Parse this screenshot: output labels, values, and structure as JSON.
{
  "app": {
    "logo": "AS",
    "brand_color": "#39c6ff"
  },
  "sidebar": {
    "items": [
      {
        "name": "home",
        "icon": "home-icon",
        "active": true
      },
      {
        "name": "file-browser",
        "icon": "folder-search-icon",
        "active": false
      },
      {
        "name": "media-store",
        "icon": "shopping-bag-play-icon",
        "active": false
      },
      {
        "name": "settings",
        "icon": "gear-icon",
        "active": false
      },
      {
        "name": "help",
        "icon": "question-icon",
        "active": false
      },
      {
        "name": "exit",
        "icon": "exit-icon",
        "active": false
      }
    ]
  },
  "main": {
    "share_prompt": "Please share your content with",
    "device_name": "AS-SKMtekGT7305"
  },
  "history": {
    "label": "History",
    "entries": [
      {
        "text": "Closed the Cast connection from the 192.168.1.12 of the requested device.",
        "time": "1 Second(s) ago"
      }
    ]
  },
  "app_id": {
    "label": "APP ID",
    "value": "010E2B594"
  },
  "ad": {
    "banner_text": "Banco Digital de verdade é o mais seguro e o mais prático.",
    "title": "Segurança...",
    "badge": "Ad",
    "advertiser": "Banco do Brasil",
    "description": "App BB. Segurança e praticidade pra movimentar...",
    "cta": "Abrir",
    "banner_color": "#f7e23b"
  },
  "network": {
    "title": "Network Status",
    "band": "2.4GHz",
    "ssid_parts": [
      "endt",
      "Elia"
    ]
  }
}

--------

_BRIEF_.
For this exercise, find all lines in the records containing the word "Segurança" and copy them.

_TASK OUTPUT_.
    "title": "Segurança...",
    "description": "App BB. Segurança e praticidade pra movimentar...",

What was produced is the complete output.